## DATASET CONTENT

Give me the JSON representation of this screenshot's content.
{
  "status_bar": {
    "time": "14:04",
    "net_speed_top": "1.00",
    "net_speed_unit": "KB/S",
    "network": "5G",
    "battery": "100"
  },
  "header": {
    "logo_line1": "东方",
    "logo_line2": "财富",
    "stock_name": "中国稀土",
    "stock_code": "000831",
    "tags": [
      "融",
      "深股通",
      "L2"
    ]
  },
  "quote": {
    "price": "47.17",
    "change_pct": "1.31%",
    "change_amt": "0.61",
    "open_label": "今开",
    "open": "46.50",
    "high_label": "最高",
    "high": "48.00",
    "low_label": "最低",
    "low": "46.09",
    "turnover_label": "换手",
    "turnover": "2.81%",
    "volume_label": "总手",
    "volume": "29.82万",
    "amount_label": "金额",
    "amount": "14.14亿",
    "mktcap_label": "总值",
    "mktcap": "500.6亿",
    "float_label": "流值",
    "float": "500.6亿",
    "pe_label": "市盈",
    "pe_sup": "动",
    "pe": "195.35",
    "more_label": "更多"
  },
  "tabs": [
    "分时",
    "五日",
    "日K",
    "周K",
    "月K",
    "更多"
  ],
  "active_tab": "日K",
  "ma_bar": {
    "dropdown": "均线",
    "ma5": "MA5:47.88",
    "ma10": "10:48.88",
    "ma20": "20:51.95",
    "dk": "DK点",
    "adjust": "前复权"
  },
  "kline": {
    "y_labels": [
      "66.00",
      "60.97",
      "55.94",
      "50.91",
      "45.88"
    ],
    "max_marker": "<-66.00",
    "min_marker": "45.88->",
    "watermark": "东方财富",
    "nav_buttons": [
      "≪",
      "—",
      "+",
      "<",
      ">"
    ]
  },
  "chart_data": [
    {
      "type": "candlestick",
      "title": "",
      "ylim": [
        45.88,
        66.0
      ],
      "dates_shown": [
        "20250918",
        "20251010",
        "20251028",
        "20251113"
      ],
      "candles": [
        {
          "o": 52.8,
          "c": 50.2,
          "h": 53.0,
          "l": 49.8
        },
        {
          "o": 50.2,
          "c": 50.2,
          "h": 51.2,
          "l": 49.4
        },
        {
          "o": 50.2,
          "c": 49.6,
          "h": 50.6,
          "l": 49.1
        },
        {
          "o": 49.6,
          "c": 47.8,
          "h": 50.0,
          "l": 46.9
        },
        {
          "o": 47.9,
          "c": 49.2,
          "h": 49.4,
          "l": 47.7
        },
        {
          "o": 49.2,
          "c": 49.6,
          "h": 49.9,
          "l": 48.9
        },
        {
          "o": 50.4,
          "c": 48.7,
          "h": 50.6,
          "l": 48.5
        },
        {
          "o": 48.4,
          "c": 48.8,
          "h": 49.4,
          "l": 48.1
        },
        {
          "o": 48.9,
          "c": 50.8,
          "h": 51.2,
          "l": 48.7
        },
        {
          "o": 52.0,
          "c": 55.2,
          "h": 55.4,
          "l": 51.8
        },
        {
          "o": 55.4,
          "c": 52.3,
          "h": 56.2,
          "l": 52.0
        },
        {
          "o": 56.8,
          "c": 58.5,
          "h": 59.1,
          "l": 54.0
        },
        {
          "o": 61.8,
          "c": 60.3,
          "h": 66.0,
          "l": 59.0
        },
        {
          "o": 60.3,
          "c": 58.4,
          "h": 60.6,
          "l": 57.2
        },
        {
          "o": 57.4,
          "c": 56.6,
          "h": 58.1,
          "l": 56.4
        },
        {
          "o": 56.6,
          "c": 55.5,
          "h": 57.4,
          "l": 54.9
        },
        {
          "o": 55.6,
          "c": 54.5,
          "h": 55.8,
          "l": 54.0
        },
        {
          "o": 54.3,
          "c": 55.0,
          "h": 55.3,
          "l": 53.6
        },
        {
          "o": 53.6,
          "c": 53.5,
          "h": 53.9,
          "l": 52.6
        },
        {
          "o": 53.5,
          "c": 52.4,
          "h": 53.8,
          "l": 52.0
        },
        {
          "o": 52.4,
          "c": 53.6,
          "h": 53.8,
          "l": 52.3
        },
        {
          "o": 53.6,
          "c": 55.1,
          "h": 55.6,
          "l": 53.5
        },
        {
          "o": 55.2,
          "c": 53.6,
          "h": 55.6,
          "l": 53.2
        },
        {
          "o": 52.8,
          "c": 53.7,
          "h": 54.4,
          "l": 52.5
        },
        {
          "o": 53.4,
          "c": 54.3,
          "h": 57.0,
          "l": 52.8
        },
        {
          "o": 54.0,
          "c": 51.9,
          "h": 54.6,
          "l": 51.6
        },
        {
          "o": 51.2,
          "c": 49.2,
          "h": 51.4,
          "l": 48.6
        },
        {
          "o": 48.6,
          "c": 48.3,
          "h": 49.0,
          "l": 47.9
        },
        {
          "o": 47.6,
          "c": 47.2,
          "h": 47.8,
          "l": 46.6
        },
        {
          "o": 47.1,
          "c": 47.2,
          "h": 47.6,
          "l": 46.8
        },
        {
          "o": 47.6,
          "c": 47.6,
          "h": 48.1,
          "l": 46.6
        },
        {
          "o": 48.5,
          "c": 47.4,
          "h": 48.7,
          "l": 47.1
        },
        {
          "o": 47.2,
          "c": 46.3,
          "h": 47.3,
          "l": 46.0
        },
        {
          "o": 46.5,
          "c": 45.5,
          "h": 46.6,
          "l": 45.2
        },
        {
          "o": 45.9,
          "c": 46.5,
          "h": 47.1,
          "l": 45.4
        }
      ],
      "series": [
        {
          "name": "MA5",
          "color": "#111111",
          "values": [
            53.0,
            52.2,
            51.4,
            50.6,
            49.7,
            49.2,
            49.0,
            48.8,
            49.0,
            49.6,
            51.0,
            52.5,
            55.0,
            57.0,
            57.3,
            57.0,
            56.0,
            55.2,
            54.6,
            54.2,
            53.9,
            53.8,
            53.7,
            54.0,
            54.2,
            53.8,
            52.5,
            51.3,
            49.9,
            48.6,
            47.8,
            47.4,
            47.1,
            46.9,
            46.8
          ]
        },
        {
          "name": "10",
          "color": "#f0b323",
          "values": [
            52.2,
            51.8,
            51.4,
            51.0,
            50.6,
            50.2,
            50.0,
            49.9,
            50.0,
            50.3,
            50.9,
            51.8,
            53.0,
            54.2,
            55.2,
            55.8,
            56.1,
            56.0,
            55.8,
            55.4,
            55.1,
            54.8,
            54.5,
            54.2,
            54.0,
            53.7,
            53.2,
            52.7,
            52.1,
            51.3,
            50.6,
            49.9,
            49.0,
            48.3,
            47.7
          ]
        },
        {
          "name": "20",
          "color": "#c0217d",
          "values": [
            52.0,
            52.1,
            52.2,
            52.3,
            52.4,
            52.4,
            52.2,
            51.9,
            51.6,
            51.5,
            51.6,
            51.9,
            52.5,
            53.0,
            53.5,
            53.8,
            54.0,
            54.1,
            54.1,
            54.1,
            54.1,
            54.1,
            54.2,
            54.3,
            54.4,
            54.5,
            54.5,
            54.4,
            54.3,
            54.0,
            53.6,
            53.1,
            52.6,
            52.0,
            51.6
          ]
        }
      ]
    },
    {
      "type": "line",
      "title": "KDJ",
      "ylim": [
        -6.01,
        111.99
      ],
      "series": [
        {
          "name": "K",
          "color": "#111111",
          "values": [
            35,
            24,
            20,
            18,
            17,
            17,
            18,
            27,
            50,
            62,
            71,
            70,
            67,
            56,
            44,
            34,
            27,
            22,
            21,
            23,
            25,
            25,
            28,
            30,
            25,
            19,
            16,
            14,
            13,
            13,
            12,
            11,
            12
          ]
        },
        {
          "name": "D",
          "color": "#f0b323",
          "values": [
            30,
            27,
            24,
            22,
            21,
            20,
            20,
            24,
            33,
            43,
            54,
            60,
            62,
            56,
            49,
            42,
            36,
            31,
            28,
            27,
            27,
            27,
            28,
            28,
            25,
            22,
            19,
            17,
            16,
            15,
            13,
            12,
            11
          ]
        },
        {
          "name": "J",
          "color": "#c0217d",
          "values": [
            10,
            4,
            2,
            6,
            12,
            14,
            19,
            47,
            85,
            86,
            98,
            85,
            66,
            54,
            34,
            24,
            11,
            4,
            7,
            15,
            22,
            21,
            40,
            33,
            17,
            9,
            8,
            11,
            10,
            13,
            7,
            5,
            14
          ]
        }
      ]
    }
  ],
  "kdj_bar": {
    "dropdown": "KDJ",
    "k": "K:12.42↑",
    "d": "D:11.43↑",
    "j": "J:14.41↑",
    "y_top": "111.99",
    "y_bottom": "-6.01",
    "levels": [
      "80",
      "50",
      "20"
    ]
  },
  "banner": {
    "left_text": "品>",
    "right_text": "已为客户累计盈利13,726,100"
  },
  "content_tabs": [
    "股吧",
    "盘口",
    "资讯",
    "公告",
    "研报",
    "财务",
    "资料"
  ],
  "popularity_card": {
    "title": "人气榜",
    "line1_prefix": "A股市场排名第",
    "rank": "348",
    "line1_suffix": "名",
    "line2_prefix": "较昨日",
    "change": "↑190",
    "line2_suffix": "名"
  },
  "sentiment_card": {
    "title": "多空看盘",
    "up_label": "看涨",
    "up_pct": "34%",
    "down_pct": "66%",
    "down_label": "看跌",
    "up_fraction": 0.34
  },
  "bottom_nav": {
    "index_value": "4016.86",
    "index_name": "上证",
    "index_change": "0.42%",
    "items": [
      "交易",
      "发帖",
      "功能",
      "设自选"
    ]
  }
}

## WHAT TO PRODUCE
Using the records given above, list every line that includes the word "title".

## SOLUTION TO THIS PROBLEM
      "title": "",
      "title": "KDJ",
    "title": "人气榜",
    "title": "多空看盘",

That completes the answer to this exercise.